**DATA FOR THIS EXERCISE:**
##########
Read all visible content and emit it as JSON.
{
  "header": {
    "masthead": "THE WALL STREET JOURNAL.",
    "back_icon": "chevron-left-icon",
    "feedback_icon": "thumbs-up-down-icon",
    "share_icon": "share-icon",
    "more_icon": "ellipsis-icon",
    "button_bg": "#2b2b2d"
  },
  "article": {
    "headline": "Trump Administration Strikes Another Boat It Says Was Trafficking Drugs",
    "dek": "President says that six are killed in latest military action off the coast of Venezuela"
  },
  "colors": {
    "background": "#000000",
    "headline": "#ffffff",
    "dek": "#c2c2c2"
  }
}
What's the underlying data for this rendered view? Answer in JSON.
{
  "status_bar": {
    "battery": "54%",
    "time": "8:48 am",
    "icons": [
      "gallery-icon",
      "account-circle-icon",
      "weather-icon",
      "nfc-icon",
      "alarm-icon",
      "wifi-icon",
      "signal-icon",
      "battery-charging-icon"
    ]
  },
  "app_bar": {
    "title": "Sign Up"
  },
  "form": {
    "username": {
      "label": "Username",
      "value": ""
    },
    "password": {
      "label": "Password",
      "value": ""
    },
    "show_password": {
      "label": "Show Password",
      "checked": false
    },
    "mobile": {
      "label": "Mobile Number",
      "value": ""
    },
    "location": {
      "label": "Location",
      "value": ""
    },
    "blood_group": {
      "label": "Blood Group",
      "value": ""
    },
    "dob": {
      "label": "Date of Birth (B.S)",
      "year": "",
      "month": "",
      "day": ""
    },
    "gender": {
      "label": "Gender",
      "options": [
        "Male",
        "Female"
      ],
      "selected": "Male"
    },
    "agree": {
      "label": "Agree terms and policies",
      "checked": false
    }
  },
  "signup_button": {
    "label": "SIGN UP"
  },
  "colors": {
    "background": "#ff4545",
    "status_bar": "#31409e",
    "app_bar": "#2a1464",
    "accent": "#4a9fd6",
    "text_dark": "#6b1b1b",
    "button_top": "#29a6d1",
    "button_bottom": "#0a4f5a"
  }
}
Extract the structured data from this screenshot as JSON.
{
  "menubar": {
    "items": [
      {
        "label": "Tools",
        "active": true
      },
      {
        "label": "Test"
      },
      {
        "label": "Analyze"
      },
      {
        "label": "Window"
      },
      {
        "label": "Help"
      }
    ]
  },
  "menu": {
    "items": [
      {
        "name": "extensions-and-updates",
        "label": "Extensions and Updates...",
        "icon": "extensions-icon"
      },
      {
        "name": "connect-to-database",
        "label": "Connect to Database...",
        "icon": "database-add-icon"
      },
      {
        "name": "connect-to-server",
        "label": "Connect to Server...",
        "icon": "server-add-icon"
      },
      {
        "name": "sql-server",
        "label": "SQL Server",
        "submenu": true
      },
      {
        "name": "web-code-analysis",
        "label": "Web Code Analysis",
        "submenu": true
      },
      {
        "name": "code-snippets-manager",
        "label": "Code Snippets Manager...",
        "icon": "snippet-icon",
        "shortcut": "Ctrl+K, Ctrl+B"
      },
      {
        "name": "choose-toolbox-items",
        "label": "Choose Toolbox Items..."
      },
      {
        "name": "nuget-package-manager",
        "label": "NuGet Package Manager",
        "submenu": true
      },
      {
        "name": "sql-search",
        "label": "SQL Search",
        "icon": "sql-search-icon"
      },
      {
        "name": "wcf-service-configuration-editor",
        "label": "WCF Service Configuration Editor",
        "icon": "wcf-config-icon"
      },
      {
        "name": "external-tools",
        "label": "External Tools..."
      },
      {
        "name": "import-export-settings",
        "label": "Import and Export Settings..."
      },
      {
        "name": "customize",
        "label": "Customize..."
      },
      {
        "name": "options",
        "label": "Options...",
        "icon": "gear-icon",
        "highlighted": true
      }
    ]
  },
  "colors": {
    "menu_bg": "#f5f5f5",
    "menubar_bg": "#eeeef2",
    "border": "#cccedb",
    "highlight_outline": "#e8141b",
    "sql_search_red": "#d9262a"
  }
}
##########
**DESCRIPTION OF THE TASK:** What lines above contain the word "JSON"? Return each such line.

**PROBLEM SOLUTION:**
Read all visible content and emit it as JSON.
What's the underlying data for this rendered view? Answer in JSON.
Extract the structured data from this screenshot as JSON.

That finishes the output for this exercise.